The opening scene includes a group of scientists in chemical suits digging Zero, your character (in first-person view), up from a pile of rubble. Zero is then transported to a secure government facility, where a couple of scientists commence in an operation to remove an object in the shape of a disc from its body. Once Zero regains consciousness and you complete the tutorial steps, it is contacted through telepathy by another alien that is allegedly being held captive in the same facility along with other fellow aliens. To escape the underwater laboratory, Zero must warp its way through the labyrinth of locked rooms, explosive canisters, and solid walls while avoiding detection.
The top-down view allows for a clearer aspect on the layout of the rooms, hallways, and air ducts that will allow you to properly configure your route to freedom. The generic look of the scientists and guards are bland and anything but unique, but it didn’t bother me quite as much when I discovered I could warp into the humans and have them explode from the inside out. Yeah, you read it correctly.
The satisfying splat of human innards hitting the walls is the sound I most relish in this game. Everything else (which isn’t much) doesn’t even matter.
As soon as Zero absorbs the disc-like object at the end of the tutorial, it gains the power to warp a short distance into open spaces, through walls, into objects, and into living things. When Zero teleports into an object or living creature, it can explode the object or being from the inside out – also known as a Frag. As you progress through the game, Zero will be able to absorb old powers from dead aliens. Such powers include Echo, Swap, and Launch. Upgrades can be bought with Grub energy, purple glowing balls that stick to surfaces. Upgrades will benefit you by allowing you to travel soundlessly, see all Grubs or collectable film canisters on your map, or improve your basic powers. Navigation is simple; the controls are easy to learn.
Zero is less than half the height of the humans in the game and can easily conceal itself behind tables and control panels. Any movements made by Zero emits a sound (unless you purchase the upgrade) that is audible to human ears and causes the guard or scientist to investigate further. All new powers are essential to the puzzle solutions, but the upgrades sweeten the deal.
The puzzles aren’t, by any means, difficult to figure out – this can be a good or bad thing.
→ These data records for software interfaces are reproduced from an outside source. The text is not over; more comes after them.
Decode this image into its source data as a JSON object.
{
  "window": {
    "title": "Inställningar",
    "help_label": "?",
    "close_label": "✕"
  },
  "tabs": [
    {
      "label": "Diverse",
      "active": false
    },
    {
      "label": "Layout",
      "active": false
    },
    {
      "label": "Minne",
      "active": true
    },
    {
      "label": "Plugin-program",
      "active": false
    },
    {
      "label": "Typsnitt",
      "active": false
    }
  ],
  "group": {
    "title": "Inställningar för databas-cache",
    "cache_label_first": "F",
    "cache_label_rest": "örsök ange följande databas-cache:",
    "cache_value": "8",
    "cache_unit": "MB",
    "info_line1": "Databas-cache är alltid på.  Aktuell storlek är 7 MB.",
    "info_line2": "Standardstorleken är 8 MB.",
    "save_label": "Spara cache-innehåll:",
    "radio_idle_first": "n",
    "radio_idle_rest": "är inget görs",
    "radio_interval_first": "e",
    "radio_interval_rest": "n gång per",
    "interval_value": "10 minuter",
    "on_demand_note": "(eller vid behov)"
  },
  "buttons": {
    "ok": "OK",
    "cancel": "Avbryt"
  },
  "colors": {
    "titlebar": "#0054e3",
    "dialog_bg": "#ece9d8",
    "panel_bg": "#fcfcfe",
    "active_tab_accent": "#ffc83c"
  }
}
I have friends that like thinking games where you don’t have to think. Seriously? I need to filter out the company I keep. I’m the type of person that won’t quit until I solve the damn riddle you gave me 5 hours ago. That being said, the puzzles in this game were so easy, I feel like it may have insulted my intelligence. It would be great to have several levels of difficulty, whittling down the available number of solutions until “THERE CAN ONLY BE ONE.”
Once the game has been completed, the incentive to return for another playthrough is moderately low. The way I see it, the only reason I would want to play it again is if I wanted to improve my time challenges. Once I have solved a puzzle, I’m not one for completing it again; there’s no challenge in that.
For an average of 5-7 hours of gameplay, 10 bucks doesn’t sound like a bad deal – if you’re a fan of puzzles, that is. If you’d rather spend your time marauding terrified villagers or hacking and slashing, it’d be in your best interest to sit this one out.
As far as puzzles go, Warp is a collection of puzzles that are moderately easy to solve. If you’re looking for more of a challenge, these puzzles aren’t for you. I enjoyed turning humans inside out but the puzzles left me feeling anything but accomplished. You’re not really winning if you don’t even have to try.